Nature Study Illuminates DNA Repar in Cancer Cells

An international team of scientists led by University of California (UC) Davis researchers has discovered that DNA repair in cancer cells is not a one-way street as previously believed. Their findings show instead that recombination, an important DNA repair process, has a self-correcting mechanism that allows DNA to make a virtual u-turn and start over. The study's findings, which appeared online on October 23, 2011 in Nature, not only contribute new understanding to the field of basic cancer biology, but also have important implications for potentially improving the efficacy of cancer treatments. "What we discovered is that the DNA repair pathway called recombination is able to reverse itself," said Dr. Wolf-Dietrich Heyer, UC Davis professor of microbiology and of molecular and cellular biology and co-leader of Molecular Oncology at the UC Davis Cancer Center. "That makes it a very robust process, allowing cancer cells to deal with DNA damage in many different ways. This repair mechanism may have something to do with why some cancer cells become resistant to radiation and chemotherapy treatments that work by inducing DNA damage." Dr. Heyer likens this self-correcting ability of the DNA repair system to driving in a modern city where u-turns and two-way streets make it easy to rectify a wrong turn. "How much harder would it be to re-trace your path if you were in a medieval Italian city with only one-way streets," he said. In the current study, Dr. Heyer and his colleagues used yeast as a model system to elucidate the mechanisms of DNA repair. They expect their findings, like most that come out of work on yeast, will be confirmed in humans. "Whether in yeast or humans, the pathways that repair DNA are the same," Dr. Heyer said.

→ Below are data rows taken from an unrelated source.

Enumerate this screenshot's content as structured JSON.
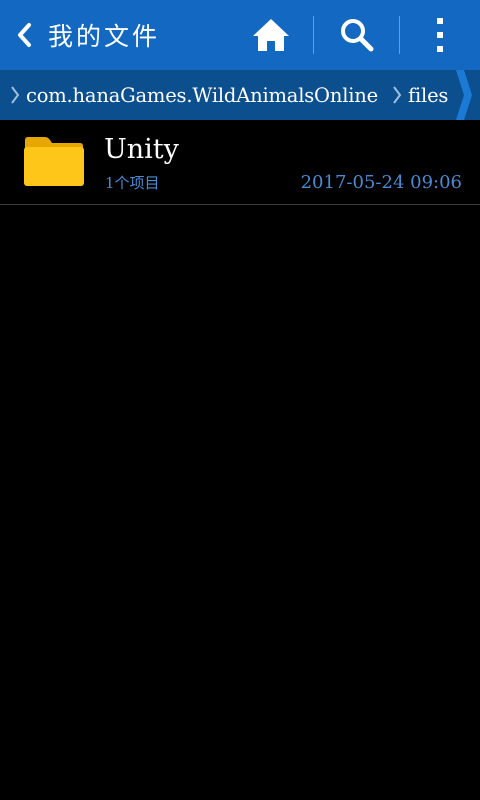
{
  "header": {
    "title": "我的文件",
    "back_icon": "chevron-left-icon",
    "actions": [
      {
        "icon": "home-icon"
      },
      {
        "icon": "search-icon"
      },
      {
        "icon": "more-vertical-icon"
      }
    ]
  },
  "breadcrumb": {
    "items": [
      {
        "label": "com.hanaGames.WildAnimalsOnline"
      },
      {
        "label": "files"
      }
    ]
  },
  "files": [
    {
      "name": "Unity",
      "count": "1个项目",
      "date": "2017-05-24 09:06",
      "icon": "folder-icon"
    }
  ],
  "colors": {
    "topbar": "#1369c2",
    "breadcrumb_bar": "#0c4f8f",
    "background": "#000000",
    "meta_text": "#4a8ad0",
    "folder": "#ffc107"
  }
}
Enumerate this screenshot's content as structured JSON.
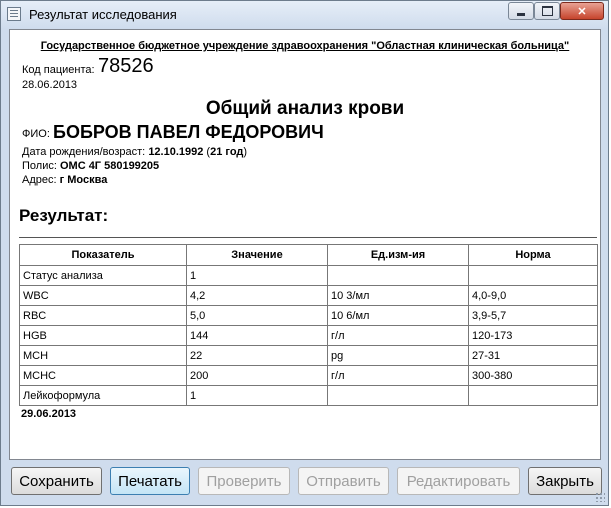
{
  "window": {
    "title": "Результат исследования",
    "close_glyph": "✕"
  },
  "report": {
    "institution": "Государственное бюджетное учреждение здравоохранения \"Областная клиническая больница\"",
    "patient_code_label": "Код пациента:",
    "patient_code": "78526",
    "date": "28.06.2013",
    "analysis_title": "Общий анализ крови",
    "fio_label": "ФИО:",
    "fio": "БОБРОВ ПАВЕЛ ФЕДОРОВИЧ",
    "birth_label": "Дата рождения/возраст:",
    "birth_date": "12.10.1992",
    "age_open": " (",
    "age": "21 год",
    "age_close": ")",
    "policy_label": "Полис:",
    "policy": "ОМС  4Г 580199205",
    "address_label": "Адрес:",
    "address": "г Москва",
    "result_heading": "Результат:",
    "result_date": "29.06.2013"
  },
  "table": {
    "headers": [
      "Показатель",
      "Значение",
      "Ед.изм-ия",
      "Норма"
    ],
    "rows": [
      [
        "Статус анализа",
        "1",
        "",
        ""
      ],
      [
        "WBC",
        "4,2",
        "10 3/мл",
        "4,0-9,0"
      ],
      [
        "RBC",
        "5,0",
        "10 6/мл",
        "3,9-5,7"
      ],
      [
        "HGB",
        "144",
        "г/л",
        "120-173"
      ],
      [
        "MCH",
        "22",
        "pg",
        "27-31"
      ],
      [
        "MCHC",
        "200",
        "г/л",
        "300-380"
      ],
      [
        "Лейкоформула",
        "1",
        "",
        ""
      ]
    ]
  },
  "buttons": {
    "save": "Сохранить",
    "print": "Печатать",
    "check": "Проверить",
    "send": "Отправить",
    "edit": "Редактировать",
    "close": "Закрыть"
  },
  "colors": {
    "window_frame": "#cfdced",
    "close_button": "#c6442c",
    "disabled_text": "#a0a0a0"
  },
  "icons": {
    "app": "document-icon",
    "minimize": "minimize-icon",
    "maximize": "maximize-icon",
    "close": "close-icon"
  }
}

The research team used electron microscopy to observe repair proteins in action on strands of DNA.